Creating awareness about the different types of attacks to anticipate can assist organizations in preparing for the future. In addition, implementing an educational program that highlights these types of attacks and how individuals should manage them can be a boon for organizations looking to bolster their security.
Is your organization looking to build a security and compliance program customized to your unique needs? Contact the professionals at A-LIGN at info@a-lign or 888-702-5446 to find out how we can help.
What is Phishing?
Phishing is a series of communications that are sent in order to deceive individuals to provide sensitive information. Phishing can take the form of email messages, website forms, or phone calls and can be designed to reveal different information. This information can take the form of:
- Credit card or other financial information
- Social security information
- Account logins and passwords
- Personal Identification Numbers (PINs)
Phishing employs both technical wherewithal and social engineering in order to steal consumer information. Recent phishing attacks have used authorities like Gmail, Netflix and Drobox in order to trick users into inputting their information. More than 400,000 phishing sites were detected per month in 2016, reaching an all-time high.

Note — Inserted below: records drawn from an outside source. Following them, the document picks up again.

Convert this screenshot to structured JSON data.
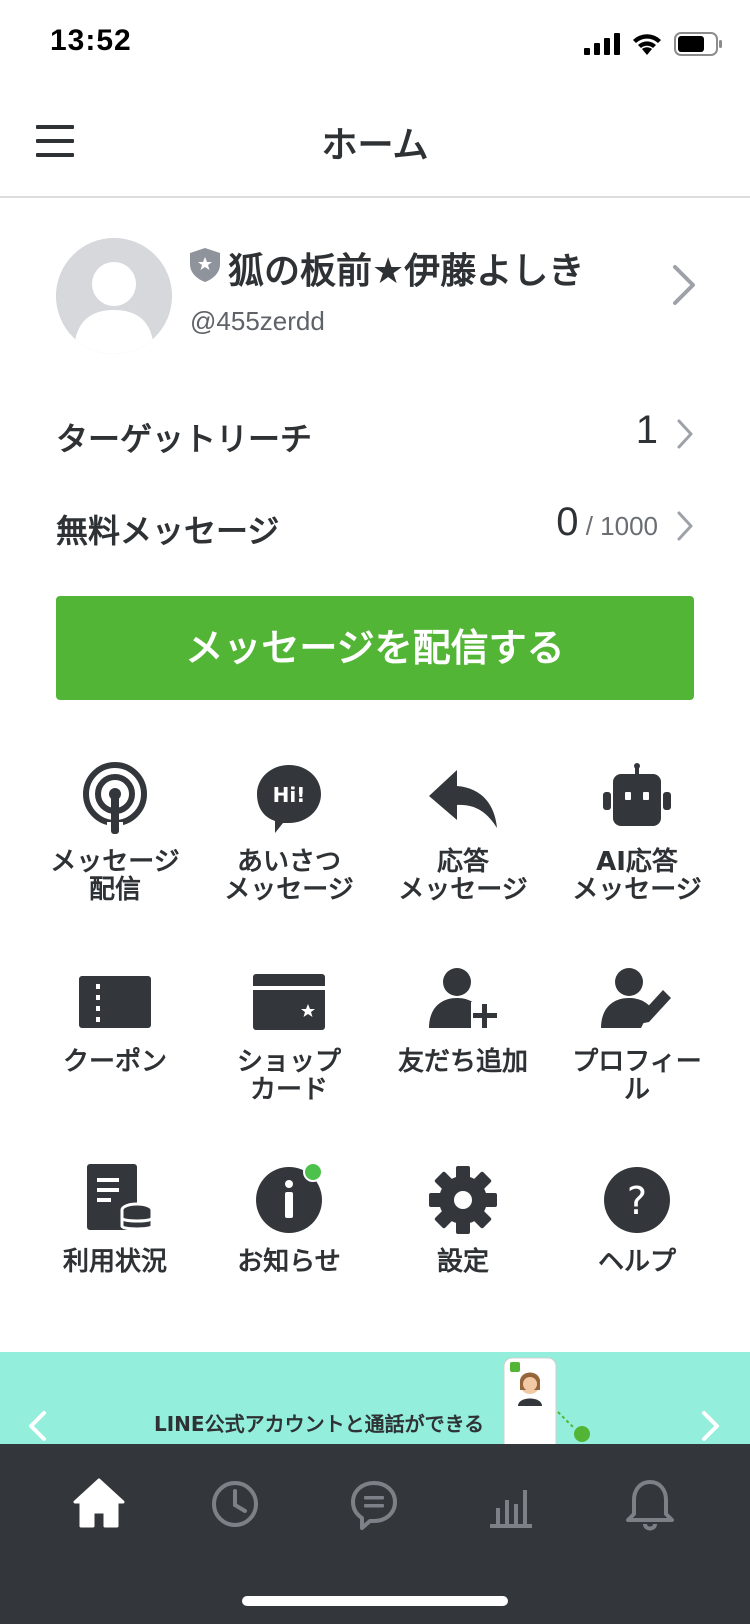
{
  "status_bar": {
    "time": "13:52"
  },
  "header": {
    "title": "ホーム"
  },
  "profile": {
    "name": "狐の板前★伊藤よしき",
    "id": "@455zerdd"
  },
  "stats": {
    "target_reach": {
      "label": "ターゲットリーチ",
      "value": "1"
    },
    "free_messages": {
      "label": "無料メッセージ",
      "value": "0",
      "max": " / 1000"
    }
  },
  "send_button": {
    "label": "メッセージを配信する"
  },
  "menu": {
    "items": [
      {
        "label": "メッセージ\n配信",
        "icon": "broadcast-icon"
      },
      {
        "label": "あいさつ\nメッセージ",
        "icon": "hi-bubble-icon"
      },
      {
        "label": "応答\nメッセージ",
        "icon": "reply-icon"
      },
      {
        "label": "AI応答\nメッセージ",
        "icon": "robot-icon"
      },
      {
        "label": "クーポン",
        "icon": "coupon-icon"
      },
      {
        "label": "ショップ\nカード",
        "icon": "shop-card-icon"
      },
      {
        "label": "友だち追加",
        "icon": "add-friend-icon"
      },
      {
        "label": "プロフィー\nル",
        "icon": "profile-edit-icon"
      },
      {
        "label": "利用状況",
        "icon": "usage-icon"
      },
      {
        "label": "お知らせ",
        "icon": "info-icon"
      },
      {
        "label": "設定",
        "icon": "gear-icon"
      },
      {
        "label": "ヘルプ",
        "icon": "help-icon"
      }
    ]
  },
  "banner": {
    "text": "LINE公式アカウントと通話ができる"
  },
  "tab_bar": {
    "tabs": [
      "home-icon",
      "clock-icon",
      "chat-icon",
      "analytics-icon",
      "bell-icon"
    ],
    "active": "home-icon"
  },
  "colors": {
    "accent_green": "#53b535",
    "banner_bg": "#93eedb",
    "tab_bar_bg": "#33373b",
    "notification_dot": "#4cc24c"
  }
}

Preventing Phishing Attacks
Preventing phishing attacks starts with education: the more that we learn about these types of attacks, the better that we are able to prepare employees. Creating a program for your organization to handle these types of attacks is important in preventing vulnerabilities.
- Report Attacks

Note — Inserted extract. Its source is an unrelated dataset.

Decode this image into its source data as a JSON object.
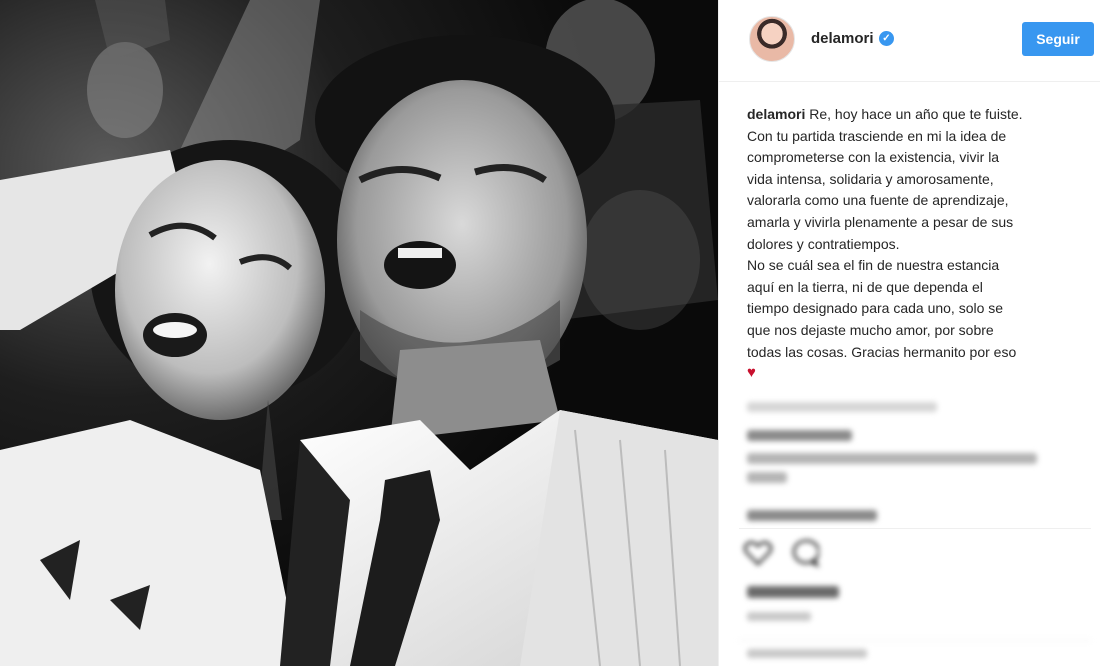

Organizations should also incorporate a manner for employees to report these attacks. Creating a culture of awareness is one of the best methods in preventing sensitive information from being compromised.
If one individual in your organization receives a phishing attack, but notifies the IT department in order to inform them that an attack is occurring, the attack can be stopped in its tracks before the entire organization is compromised.
- Check the details
Typically, there are a few details that can indicate that an email may not be coming from a legitimate source. These tells include poor spelling and grammar, abnormal sender, and unfamiliar URLs.
- Abnormal requests
Requests for information that the sender should already have should be a red flag. For example, an organization emailing you to login to your account could be a key logging attack that will steal your password.
In a similar vein, account reverifications that require the input of information that you are not anticipating should be observed with caution. Activating two-factor authentication on all accounts can help identify when an email is authentic or a phishing attack.
- Implement policies that prevent attacks
General security policies that can help protect your organization as a whole include
- Only entering information on HTTPS-protected sites
- Utilizing anti-virus software to detect attacks
- Regularly updating and patching systems that could be corrupted
Implementing a strong culture of security, as well as policies that assist in preventing attacks is important in minimizing danger.
Erring on the side of caution is the best method to prevent phishing attacks, and if at any point you are uncertain of the authenticity of a call or email from an individual, contact the organization responsible or your own security professionals in order to assess the authenticity. Regular penetration tests, which can utilize social engineering situations similar to phishing, can help build your security program by identifying areas of weakness.
Is your organization ready to receive a penetration test? Contact the experience penetration testers at A-LIGN at firstname.lastname@example.org or 888-702-5446.